▸ **Your goal**
Set the data down once more, in full and exactly.

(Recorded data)
● ● ●

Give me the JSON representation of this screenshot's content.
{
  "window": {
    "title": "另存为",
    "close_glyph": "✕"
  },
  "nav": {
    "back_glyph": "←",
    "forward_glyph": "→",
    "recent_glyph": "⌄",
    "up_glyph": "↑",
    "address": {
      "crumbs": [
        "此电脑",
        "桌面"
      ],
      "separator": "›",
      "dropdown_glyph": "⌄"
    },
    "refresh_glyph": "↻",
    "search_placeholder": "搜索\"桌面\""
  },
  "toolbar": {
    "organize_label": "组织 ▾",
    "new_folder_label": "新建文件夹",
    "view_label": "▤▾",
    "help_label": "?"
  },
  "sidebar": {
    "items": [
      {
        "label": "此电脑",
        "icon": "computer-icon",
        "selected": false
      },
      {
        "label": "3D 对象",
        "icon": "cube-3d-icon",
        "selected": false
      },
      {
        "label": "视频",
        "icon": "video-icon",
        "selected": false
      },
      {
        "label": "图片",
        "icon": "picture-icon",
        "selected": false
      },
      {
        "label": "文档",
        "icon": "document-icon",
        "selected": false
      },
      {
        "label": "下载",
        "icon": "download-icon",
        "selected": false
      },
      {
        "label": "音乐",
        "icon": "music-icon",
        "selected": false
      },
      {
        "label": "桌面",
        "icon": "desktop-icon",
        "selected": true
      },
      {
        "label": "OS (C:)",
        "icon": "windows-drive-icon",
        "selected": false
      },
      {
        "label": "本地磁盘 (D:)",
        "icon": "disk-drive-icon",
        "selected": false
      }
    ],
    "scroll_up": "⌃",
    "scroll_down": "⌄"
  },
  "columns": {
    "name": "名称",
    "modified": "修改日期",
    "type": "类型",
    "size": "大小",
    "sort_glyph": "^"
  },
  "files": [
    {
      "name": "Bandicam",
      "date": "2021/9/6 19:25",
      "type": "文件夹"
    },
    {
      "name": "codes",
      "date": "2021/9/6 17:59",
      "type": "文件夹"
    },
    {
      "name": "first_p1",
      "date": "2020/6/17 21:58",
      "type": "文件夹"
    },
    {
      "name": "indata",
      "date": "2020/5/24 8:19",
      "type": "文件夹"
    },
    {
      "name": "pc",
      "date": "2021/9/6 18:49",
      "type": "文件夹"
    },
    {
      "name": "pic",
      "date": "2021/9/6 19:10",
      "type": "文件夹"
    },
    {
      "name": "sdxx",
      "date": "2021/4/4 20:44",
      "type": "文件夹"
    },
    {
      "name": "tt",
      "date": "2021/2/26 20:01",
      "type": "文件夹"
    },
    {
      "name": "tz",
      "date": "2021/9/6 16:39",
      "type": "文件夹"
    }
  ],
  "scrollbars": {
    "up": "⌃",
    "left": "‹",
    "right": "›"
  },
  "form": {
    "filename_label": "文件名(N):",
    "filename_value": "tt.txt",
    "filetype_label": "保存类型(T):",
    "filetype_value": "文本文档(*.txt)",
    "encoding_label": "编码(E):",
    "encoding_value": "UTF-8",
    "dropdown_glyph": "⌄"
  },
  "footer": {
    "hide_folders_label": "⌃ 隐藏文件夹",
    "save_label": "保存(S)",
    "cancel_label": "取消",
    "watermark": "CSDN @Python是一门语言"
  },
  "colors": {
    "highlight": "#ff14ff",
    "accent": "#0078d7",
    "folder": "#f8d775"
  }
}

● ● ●

▸ **Result for this exercise**
Give me the JSON representation of this screenshot's content.
{
  "window": {
    "title": "另存为",
    "close_glyph": "✕"
  },
  "nav": {
    "back_glyph": "←",
    "forward_glyph": "→",
    "recent_glyph": "⌄",
    "up_glyph": "↑",
    "address": {
      "crumbs": [
        "此电脑",
        "桌面"
      ],
      "separator": "›",
      "dropdown_glyph": "⌄"
    },
    "refresh_glyph": "↻",
    "search_placeholder": "搜索\"桌面\""
  },
  "toolbar": {
    "organize_label": "组织 ▾",
    "new_folder_label": "新建文件夹",
    "view_label": "▤▾",
    "help_label": "?"
  },
  "sidebar": {
    "items": [
      {
        "label": "此电脑",
        "icon": "computer-icon",
        "selected": false
      },
      {
        "label": "3D 对象",
        "icon": "cube-3d-icon",
        "selected": false
      },
      {
        "label": "视频",
        "icon": "video-icon",
        "selected": false
      },
      {
        "label": "图片",
        "icon": "picture-icon",
        "selected": false
      },
      {
        "label": "文档",
        "icon": "document-icon",
        "selected": false
      },
      {
        "label": "下载",
        "icon": "download-icon",
        "selected": false
      },
      {
        "label": "音乐",
        "icon": "music-icon",
        "selected": false
      },
      {
        "label": "桌面",
        "icon": "desktop-icon",
        "selected": true
      },
      {
        "label": "OS (C:)",
        "icon": "windows-drive-icon",
        "selected": false
      },
      {
        "label": "本地磁盘 (D:)",
        "icon": "disk-drive-icon",
        "selected": false
      }
    ],
    "scroll_up": "⌃",
    "scroll_down": "⌄"
  },
  "columns": {
    "name": "名称",
    "modified": "修改日期",
    "type": "类型",
    "size": "大小",
    "sort_glyph": "^"
  },
  "files": [
    {
      "name": "Bandicam",
      "date": "2021/9/6 19:25",
      "type": "文件夹"
    },
    {
      "name": "codes",
      "date": "2021/9/6 17:59",
      "type": "文件夹"
    },
    {
      "name": "first_p1",
      "date": "2020/6/17 21:58",
      "type": "文件夹"
    },
    {
      "name": "indata",
      "date": "2020/5/24 8:19",
      "type": "文件夹"
    },
    {
      "name": "pc",
      "date": "2021/9/6 18:49",
      "type": "文件夹"
    },
    {
      "name": "pic",
      "date": "2021/9/6 19:10",
      "type": "文件夹"
    },
    {
      "name": "sdxx",
      "date": "2021/4/4 20:44",
      "type": "文件夹"
    },
    {
      "name": "tt",
      "date": "2021/2/26 20:01",
      "type": "文件夹"
    },
    {
      "name": "tz",
      "date": "2021/9/6 16:39",
      "type": "文件夹"
    }
  ],
  "scrollbars": {
    "up": "⌃",
    "left": "‹",
    "right": "›"
  },
  "form": {
    "filename_label": "文件名(N):",
    "filename_value": "tt.txt",
    "filetype_label": "保存类型(T):",
    "filetype_value": "文本文档(*.txt)",
    "encoding_label": "编码(E):",
    "encoding_value": "UTF-8",
    "dropdown_glyph": "⌄"
  },
  "footer": {
    "hide_folders_label": "⌃ 隐藏文件夹",
    "save_label": "保存(S)",
    "cancel_label": "取消",
    "watermark": "CSDN @Python是一门语言"
  },
  "colors": {
    "highlight": "#ff14ff",
    "accent": "#0078d7",
    "folder": "#f8d775"
  }
}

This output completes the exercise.